  • Frag35

    In all honesty, I’d love for jeep to keep its solid axles. However I also believe “evolve or die trying” I’m actually looking forward to the ifs, as long as it keep or betters it’s off road capability. People threatening jeep by saying the will protest the purchase of any jeep, Chrysler, or ram product just cause of one particular product change. Needs to call their mothers and ask for a nice big warm glass of her breast milk, and call it a day. With the fuel prices going up and up, why not try to evolve. Hell I used to have a jeep yj years back, and people would say to me it wasn’t a real jeep only cause it had rectangular headlights… So really all this is no real surprise. But still people picked them up and loved them just the same. Sure the die hard, set-in-their-ways hard arses just bitched and complaned. Having said that. If they give up their off road capability just to gain a few Clicks per gallon. May the jeep wrangler rot in hell. I also believe it won’t be long before some aftermarket company makes a solid axle conversion kit or makes better than factory ifs parts. All in all I’d like to see what they actually come out with, solid axles or not. Before everybody starts shitting on jeep. After all these years don’t they deserve at least a chance to prove themselves? I guess not :/
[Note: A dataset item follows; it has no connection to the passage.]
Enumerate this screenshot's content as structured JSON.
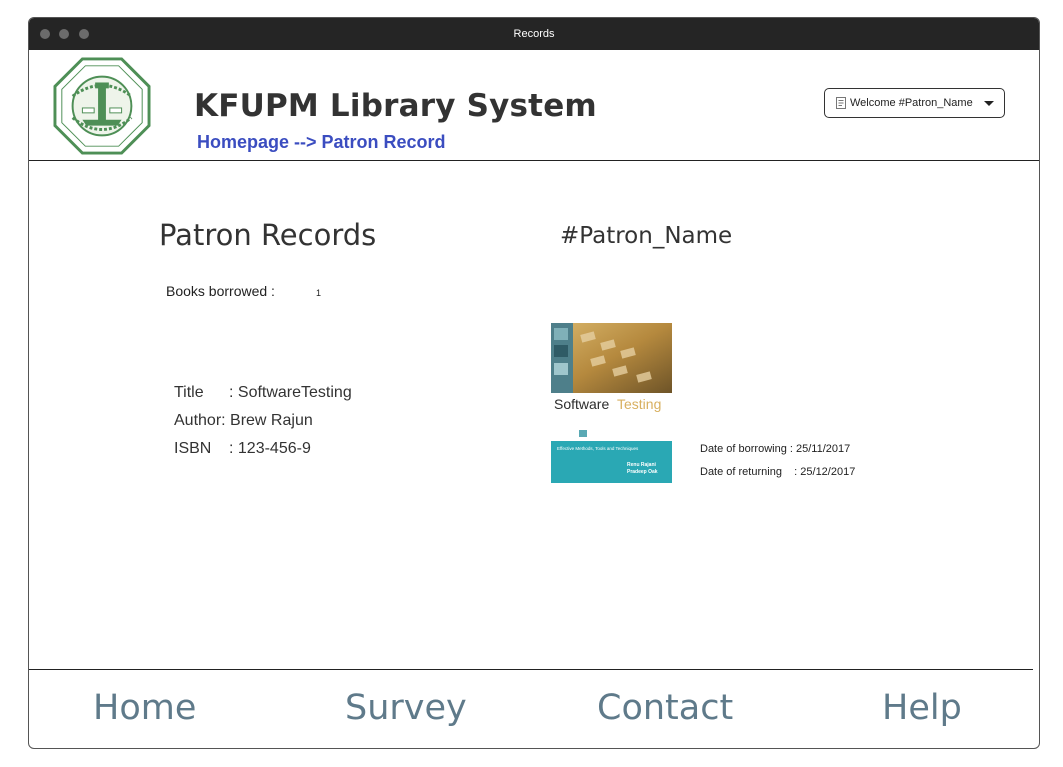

  • Skip

    How about we start electing people that are going to get government out of it? Government has no place being involved with fuel efficiency, and most everything else having to do with auto production. CAFE standards are just a way for government to regulate who buys what. We wonder why vehicle and gas prices are so high, but no one seems to want to get government out of either so we can have the vehicles we want and be able to fill up the tank without having to spend a 3rd of a middle class paycheck a week on gas. No it’s not “greedy oil companies”…That is just the popular lie to keep you voting in people that want to run your life.

  • JoeKlip

    I hope the next Wrangler is IFS because my current JK will become an instant classic and its resale value will jump and will remain high for the next few decades. The IFS will spell the end of the venerable Wrangle brand.

  • ColoradoCJ

    You’re right about the square headlights… always was a stupid arguement to me. However in regards to the IFS, this is a very legitimate arguement. In stock form, the differences aren’t so noticeable, but as soon as you try to upgrade and modify the solid axle really begins to shine. Th IFS will degrade off-roading capability, there’s no question about that. It will be more comfortable on road, but that’s not why we by Wranglers.

  • Jerry Oxendine

    To each his own. To me, the “square-headlight” jeep was the last “real” Jeep because, like every jeep before it was solid axle and LEAF springs. Then they stretched it trying to make it look like a Hummer. Well, nothing stays the same–except my 1951 Willys M38. No automatic trannies, power steering & A/C, or soft coil springs HERE! Now *THATS* a real Jeep! 🙂

  • Christian Volet

    Global warming, dipshit.